╭─ Source information

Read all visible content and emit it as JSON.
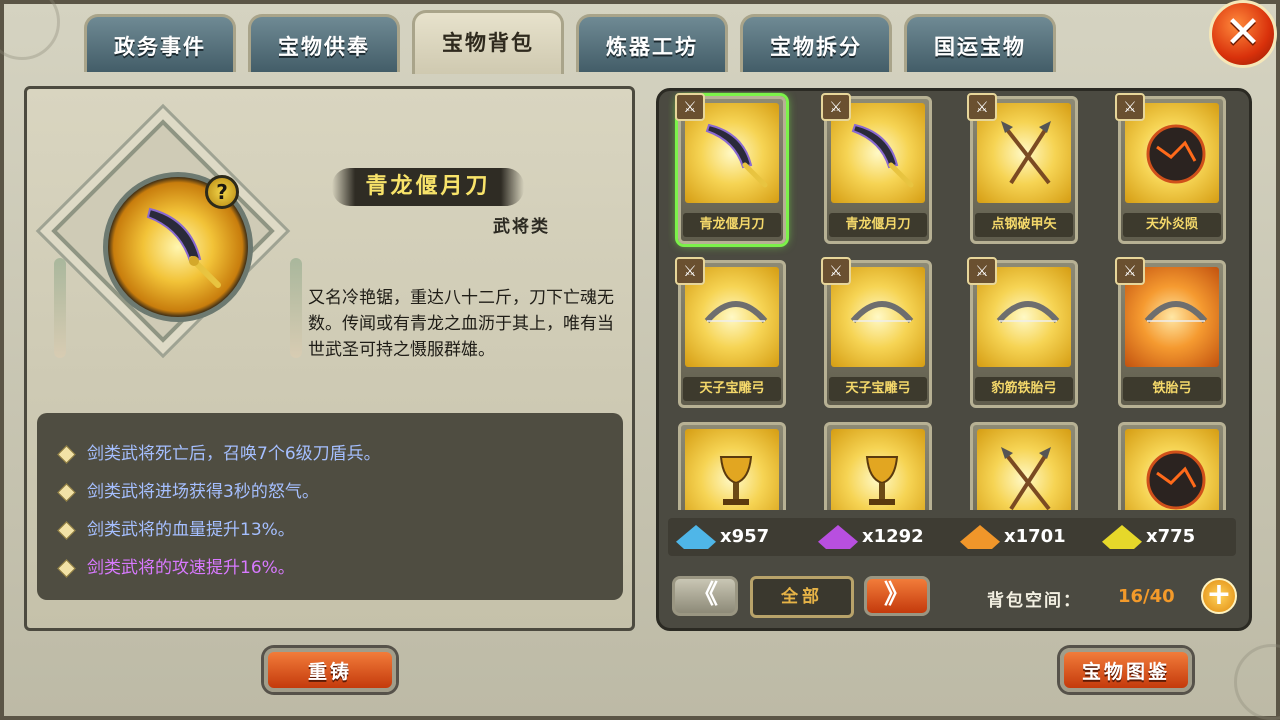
{
  "tabs": [
    {
      "label": "政务事件",
      "active": false
    },
    {
      "label": "宝物供奉",
      "active": false
    },
    {
      "label": "宝物背包",
      "active": true
    },
    {
      "label": "炼器工坊",
      "active": false
    },
    {
      "label": "宝物拆分",
      "active": false
    },
    {
      "label": "国运宝物",
      "active": false
    }
  ],
  "close_icon": "close-x",
  "detail": {
    "name": "青龙偃月刀",
    "category": "武将类",
    "help_symbol": "?",
    "description": "又名冷艳锯，重达八十二斤，刀下亡魂无数。传闻或有青龙之血沥于其上，唯有当世武圣可持之慑服群雄。",
    "effects": [
      {
        "text": "剑类武将死亡后，召唤7个6级刀盾兵。",
        "color": "#a5bfff"
      },
      {
        "text": "剑类武将进场获得3秒的怒气。",
        "color": "#a5bfff"
      },
      {
        "text": "剑类武将的血量提升13%。",
        "color": "#a5bfff"
      },
      {
        "text": "剑类武将的攻速提升16%。",
        "color": "#d879ff"
      }
    ]
  },
  "buttons": {
    "recast": "重铸",
    "catalog": "宝物图鉴"
  },
  "inventory": {
    "items": [
      {
        "name": "青龙偃月刀",
        "icon": "blade-icon",
        "selected": true
      },
      {
        "name": "青龙偃月刀",
        "icon": "blade-icon",
        "selected": false
      },
      {
        "name": "点钢破甲矢",
        "icon": "arrows-icon",
        "selected": false
      },
      {
        "name": "天外炎陨",
        "icon": "meteor-icon",
        "selected": false
      },
      {
        "name": "天子宝雕弓",
        "icon": "bow-icon",
        "selected": false
      },
      {
        "name": "天子宝雕弓",
        "icon": "bow-icon",
        "selected": false
      },
      {
        "name": "豹筋铁胎弓",
        "icon": "bow-icon",
        "selected": false
      },
      {
        "name": "铁胎弓",
        "icon": "bow-icon",
        "selected": false
      },
      {
        "name": "",
        "icon": "chalice-icon",
        "selected": false
      },
      {
        "name": "",
        "icon": "chalice-icon",
        "selected": false
      },
      {
        "name": "",
        "icon": "arrows-icon",
        "selected": false
      },
      {
        "name": "",
        "icon": "meteor-icon",
        "selected": false
      }
    ],
    "gems": [
      {
        "count": "x957",
        "color": "#4fb6e8"
      },
      {
        "count": "x1292",
        "color": "#b84fe0"
      },
      {
        "count": "x1701",
        "color": "#f0962a"
      },
      {
        "count": "x775",
        "color": "#e6d82a"
      }
    ],
    "filter": "全部",
    "capacity_label": "背包空间：",
    "capacity_value": "16/40",
    "prev_symbol": "《",
    "next_symbol": "》",
    "plus_symbol": "+"
  }
}
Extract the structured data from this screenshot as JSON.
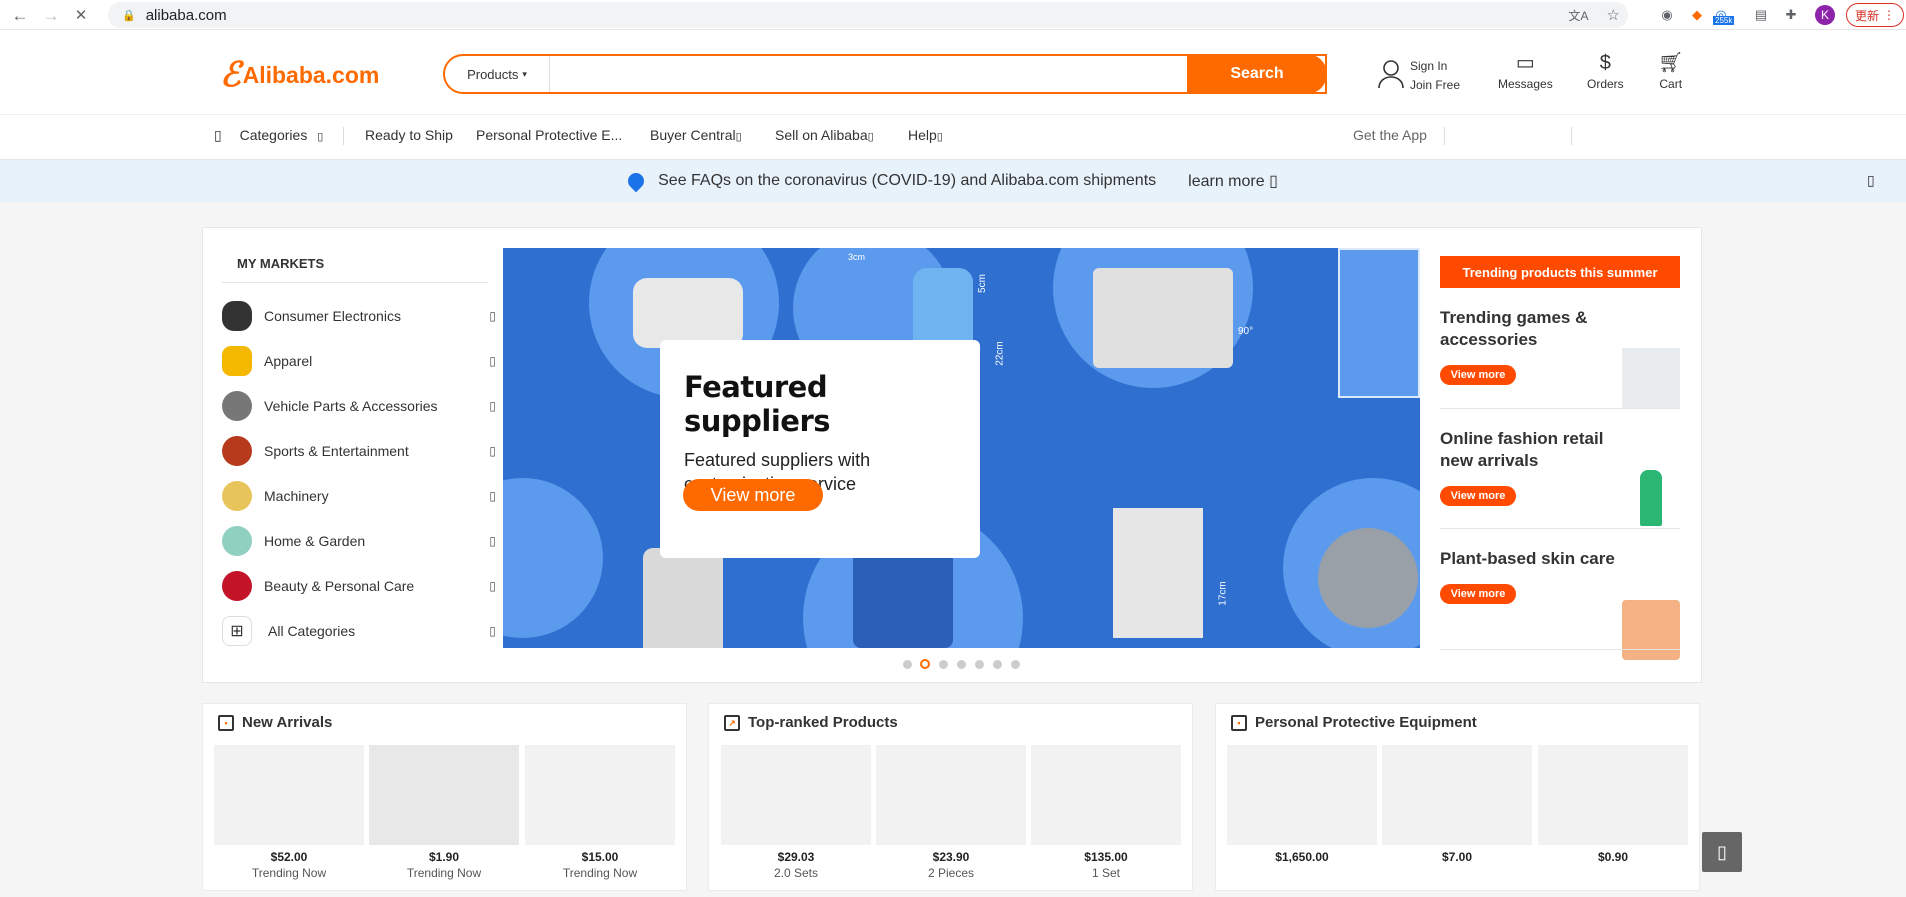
{
  "browser": {
    "url": "alibaba.com",
    "update_label": "更新",
    "profile_initial": "K",
    "ext_badge": "255k"
  },
  "header": {
    "logo_text": "Alibaba.com",
    "search_category": "Products",
    "search_placeholder": "",
    "search_button": "Search",
    "sign_in": "Sign In",
    "join_free": "Join Free",
    "messages": "Messages",
    "orders": "Orders",
    "cart": "Cart"
  },
  "catnav": {
    "categories": "Categories",
    "items": [
      "Ready to Ship",
      "Personal Protective E...",
      "Buyer Central",
      "Sell on Alibaba",
      "Help"
    ],
    "get_app": "Get the App"
  },
  "notice": {
    "text": "See FAQs on the coronavirus (COVID-19) and Alibaba.com shipments",
    "link": "learn more"
  },
  "markets": {
    "title": "MY MARKETS",
    "items": [
      "Consumer Electronics",
      "Apparel",
      "Vehicle Parts & Accessories",
      "Sports & Entertainment",
      "Machinery",
      "Home & Garden",
      "Beauty & Personal Care",
      "All Categories"
    ]
  },
  "banner": {
    "title": "Featured suppliers",
    "subtitle": "Featured suppliers with customization service",
    "button": "View more",
    "dims": [
      "3cm",
      "5cm",
      "22cm",
      "90°",
      "17cm"
    ],
    "slide_count": 7,
    "active_slide": 2
  },
  "trending": {
    "header": "Trending products this summer",
    "items": [
      {
        "title": "Trending games & accessories",
        "button": "View more"
      },
      {
        "title": "Online fashion retail new arrivals",
        "button": "View more"
      },
      {
        "title": "Plant-based skin care",
        "button": "View more"
      }
    ]
  },
  "sections": [
    {
      "title": "New Arrivals",
      "products": [
        {
          "price": "$52.00",
          "sub": "Trending Now"
        },
        {
          "price": "$1.90",
          "sub": "Trending Now"
        },
        {
          "price": "$15.00",
          "sub": "Trending Now"
        }
      ]
    },
    {
      "title": "Top-ranked Products",
      "products": [
        {
          "price": "$29.03",
          "sub": "2.0 Sets"
        },
        {
          "price": "$23.90",
          "sub": "2 Pieces"
        },
        {
          "price": "$135.00",
          "sub": "1 Set"
        }
      ]
    },
    {
      "title": "Personal Protective Equipment",
      "products": [
        {
          "price": "$1,650.00",
          "sub": ""
        },
        {
          "price": "$7.00",
          "sub": ""
        },
        {
          "price": "$0.90",
          "sub": ""
        }
      ]
    }
  ],
  "colors": {
    "brand": "#ff6a00",
    "banner_blue": "#2e6fd0",
    "notice_bg": "#e8f2fb"
  }
}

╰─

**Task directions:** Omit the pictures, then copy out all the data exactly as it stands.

**Your response:**
Read all visible content and emit it as JSON.
{
  "tabs": [
    {
      "label": "政务事件",
      "active": false
    },
    {
      "label": "宝物供奉",
      "active": false
    },
    {
      "label": "宝物背包",
      "active": true
    },
    {
      "label": "炼器工坊",
      "active": false
    },
    {
      "label": "宝物拆分",
      "active": false
    },
    {
      "label": "国运宝物",
      "active": false
    }
  ],
  "close_icon": "close-x",
  "detail": {
    "name": "青龙偃月刀",
    "category": "武将类",
    "help_symbol": "?",
    "description": "又名冷艳锯，重达八十二斤，刀下亡魂无数。传闻或有青龙之血沥于其上，唯有当世武圣可持之慑服群雄。",
    "effects": [
      {
        "text": "剑类武将死亡后，召唤7个6级刀盾兵。",
        "color": "#a5bfff"
      },
      {
        "text": "剑类武将进场获得3秒的怒气。",
        "color": "#a5bfff"
      },
      {
        "text": "剑类武将的血量提升13%。",
        "color": "#a5bfff"
      },
      {
        "text": "剑类武将的攻速提升16%。",
        "color": "#d879ff"
      }
    ]
  },
  "buttons": {
    "recast": "重铸",
    "catalog": "宝物图鉴"
  },
  "inventory": {
    "items": [
      {
        "name": "青龙偃月刀",
        "icon": "blade-icon",
        "selected": true
      },
      {
        "name": "青龙偃月刀",
        "icon": "blade-icon",
        "selected": false
      },
      {
        "name": "点钢破甲矢",
        "icon": "arrows-icon",
        "selected": false
      },
      {
        "name": "天外炎陨",
        "icon": "meteor-icon",
        "selected": false
      },
      {
        "name": "天子宝雕弓",
        "icon": "bow-icon",
        "selected": false
      },
      {
        "name": "天子宝雕弓",
        "icon": "bow-icon",
        "selected": false
      },
      {
        "name": "豹筋铁胎弓",
        "icon": "bow-icon",
        "selected": false
      },
      {
        "name": "铁胎弓",
        "icon": "bow-icon",
        "selected": false
      },
      {
        "name": "",
        "icon": "chalice-icon",
        "selected": false
      },
      {
        "name": "",
        "icon": "chalice-icon",
        "selected": false
      },
      {
        "name": "",
        "icon": "arrows-icon",
        "selected": false
      },
      {
        "name": "",
        "icon": "meteor-icon",
        "selected": false
      }
    ],
    "gems": [
      {
        "count": "x957",
        "color": "#4fb6e8"
      },
      {
        "count": "x1292",
        "color": "#b84fe0"
      },
      {
        "count": "x1701",
        "color": "#f0962a"
      },
      {
        "count": "x775",
        "color": "#e6d82a"
      }
    ],
    "filter": "全部",
    "capacity_label": "背包空间：",
    "capacity_value": "16/40",
    "prev_symbol": "《",
    "next_symbol": "》",
    "plus_symbol": "+"
  }
}
Extract the structured data from this screenshot as JSON.
{
  "browser": {
    "url": "alibaba.com",
    "update_label": "更新",
    "profile_initial": "K",
    "ext_badge": "255k"
  },
  "header": {
    "logo_text": "Alibaba.com",
    "search_category": "Products",
    "search_placeholder": "",
    "search_button": "Search",
    "sign_in": "Sign In",
    "join_free": "Join Free",
    "messages": "Messages",
    "orders": "Orders",
    "cart": "Cart"
  },
  "catnav": {
    "categories": "Categories",
    "items": [
      "Ready to Ship",
      "Personal Protective E...",
      "Buyer Central",
      "Sell on Alibaba",
      "Help"
    ],
    "get_app": "Get the App"
  },
  "notice": {
    "text": "See FAQs on the coronavirus (COVID-19) and Alibaba.com shipments",
    "link": "learn more"
  },
  "markets": {
    "title": "MY MARKETS",
    "items": [
      "Consumer Electronics",
      "Apparel",
      "Vehicle Parts & Accessories",
      "Sports & Entertainment",
      "Machinery",
      "Home & Garden",
      "Beauty & Personal Care",
      "All Categories"
    ]
  },
  "banner": {
    "title": "Featured suppliers",
    "subtitle": "Featured suppliers with customization service",
    "button": "View more",
    "dims": [
      "3cm",
      "5cm",
      "22cm",
      "90°",
      "17cm"
    ],
    "slide_count": 7,
    "active_slide": 2
  },
  "trending": {
    "header": "Trending products this summer",
    "items": [
      {
        "title": "Trending games & accessories",
        "button": "View more"
      },
      {
        "title": "Online fashion retail new arrivals",
        "button": "View more"
      },
      {
        "title": "Plant-based skin care",
        "button": "View more"
      }
    ]
  },
  "sections": [
    {
      "title": "New Arrivals",
      "products": [
        {
          "price": "$52.00",
          "sub": "Trending Now"
        },
        {
          "price": "$1.90",
          "sub": "Trending Now"
        },
        {
          "price": "$15.00",
          "sub": "Trending Now"
        }
      ]
    },
    {
      "title": "Top-ranked Products",
      "products": [
        {
          "price": "$29.03",
          "sub": "2.0 Sets"
        },
        {
          "price": "$23.90",
          "sub": "2 Pieces"
        },
        {
          "price": "$135.00",
          "sub": "1 Set"
        }
      ]
    },
    {
      "title": "Personal Protective Equipment",
      "products": [
        {
          "price": "$1,650.00",
          "sub": ""
        },
        {
          "price": "$7.00",
          "sub": ""
        },
        {
          "price": "$0.90",
          "sub": ""
        }
      ]
    }
  ],
  "colors": {
    "brand": "#ff6a00",
    "banner_blue": "#2e6fd0",
    "notice_bg": "#e8f2fb"
  }
}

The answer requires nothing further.